Nowadays most offers of commercial real estate are in small and mid-sized segments in the republic, as noted Yury Chikirov:

“It is noteworthy that the size of the lot in terms of price has a significant influence on liquidity. Real estate is a hard currency, and the market considers small lots (up to 7 million rubles) as simply an investment in conservation, profitability is often secondary. In the case of 10 to 30 million rubles, seasoned investors look at the rental income (current and future), the universality of the facility (a separate entrance, throughput capacities of networks in the facility and prospects of increasing them). The segment over 50 million rubles for Kazan scrupulous enough.”

By Yury Chikirov’s estimate, one shouldn’t put shopping malls paid. Even though the exit of Western companies seriously impacted many of them, nowadays there is progress that change the situation for the malls for the better:

“Shopping malls were the first to receive the blow of imposed sanctions. However, as marketing managers say, demand cannot disappear instantly, it needs to be compensated with analogues, including promotion channels. We already see this when selling famous brands to their Russian representatives and, for instance, “Chinese” partners. In any case, the substitution process is already full swing, logistical chains are created, though longer, including the classical substitution of concepts of parallel imports, by replacing labels. I personally tend to be positive in my evaluations, we hope for the best. The most important thing is to be in the flow, don’t stay idle thinking that everything will resolve itself, it is necessary to act.”

Photo: Maxim Platonov

“Undoubtedly, it is good news”

Polish retailer LPP sold its Russian office to a Chinese consortium, and Reserved, Cropp, House, Mohito and Sinsay stores that closed earlier have opened again under new names. Plenipotentiary representative of the Russian Guild of Managers and Developers Yelena Stryukova notes that the resumption of operations even of these stores will be salvation for many shopping centres:

“As for the meaning of the fact of the resumption of the commercial activity of LPP stores, it is hard to overestimate. I hope this is the first positive signal for Russia’s commercial real estate market.

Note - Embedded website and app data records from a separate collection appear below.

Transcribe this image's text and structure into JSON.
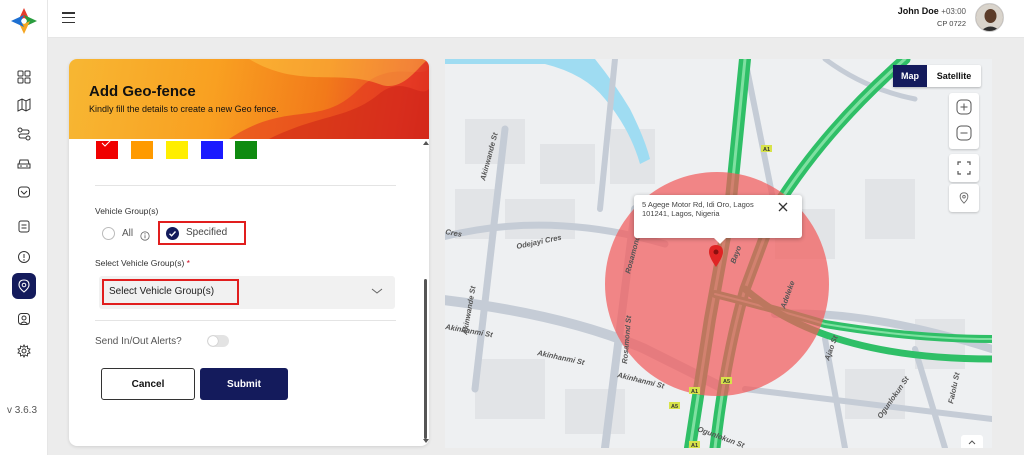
{
  "app": {
    "version": "v 3.6.3",
    "accent": "#141b5c"
  },
  "header": {
    "user_name": "John Doe",
    "timezone": "+03:00",
    "user_code": "CP 0722"
  },
  "sidebar": {
    "items": [
      {
        "icon": "dashboard-grid-icon"
      },
      {
        "icon": "map-icon"
      },
      {
        "icon": "route-icon"
      },
      {
        "icon": "car-icon"
      },
      {
        "icon": "tracker-icon"
      },
      {
        "icon": "clipboard-icon"
      },
      {
        "icon": "alert-icon"
      },
      {
        "icon": "geofence-pin-icon",
        "active": true
      },
      {
        "icon": "user-icon"
      },
      {
        "icon": "settings-icon"
      }
    ]
  },
  "form": {
    "title": "Add Geo-fence",
    "subtitle": "Kindly fill the details to create a new Geo fence.",
    "colors": [
      "#f00000",
      "#ff9a00",
      "#ffee00",
      "#1a1aff",
      "#0f8a10"
    ],
    "vehicle_group_label": "Vehicle Group(s)",
    "option_all": "All",
    "option_specified": "Specified",
    "select_label": "Select Vehicle Group(s)",
    "select_required": "*",
    "select_placeholder": "Select Vehicle Group(s)",
    "alerts_label": "Send In/Out Alerts?",
    "alerts_enabled": false,
    "cancel_label": "Cancel",
    "submit_label": "Submit"
  },
  "map": {
    "mode_map": "Map",
    "mode_satellite": "Satellite",
    "active_mode": "Map",
    "popup_address": "5 Agege Motor Rd, Idi Oro, Lagos 101241, Lagos, Nigeria",
    "street_labels": [
      "Akinwande St",
      "Odejayi Cres",
      "Cres",
      "Rosamond St",
      "Bayo",
      "Akinhanmi St",
      "Akinhanmi St",
      "Akinhanmi St",
      "Rosamond St",
      "Ogunlokun St",
      "Adeleke",
      "Ajao St",
      "Falolu St",
      "Ogunlokun St",
      "Akinwande St"
    ],
    "road_badges": [
      "A1",
      "A5",
      "A1",
      "A5",
      "A1"
    ]
  }
}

The stores of this retailer operating with Reserved, Cropp, Sinsay and House brands closed last, on 30 March 2022.”

Considering that these stores played a role of anchor tenants for most shopping malls (the total area of the four brands could occupy up to 4,000 square metres, while the average area of, for instance, Sinsay is 1,000 square metres), the suspension of the commercial activity painfully hit the attendance rate of facilities. It turns out that owners of facilities not only lost the rent as interest on retail commodity turnover but also had to agree with smaller tenants that worked as anchor tenants. So the resumption of the operation of all LPP brands is, undoubtedly, good news for shopping mall owners.

According to Yelena Stryukova, other companies also want to get out of this situation. The desire is mutual — the brands that temporarily suspended the operation don’t want to lose the Russian market, while big shopping malls need serious tenants.

“I want to believe that other commercial operators will also find a way of solving the problem. At least staying in touch with all our tenants who aren’t working now, we receive information about this. We aren’t talking about the termination of rental agreements and exit from the market. Stores continue paying the fixed rate of the rent and the minimum wage to the employees.”

As for further prospects of work, it is important to understand when the commercial operator will return to the development programme. Sinsay opened very actively in 2021, in early 2022, and there is a number of signed rental agreements in which the tenant hasn’t started finishing works or hasn’t completed them. I want to believe that the company will find the wherewithal to meet the obligations in the signed rental agreements and continue its development.

Emil Ziyangirov
Tatarstan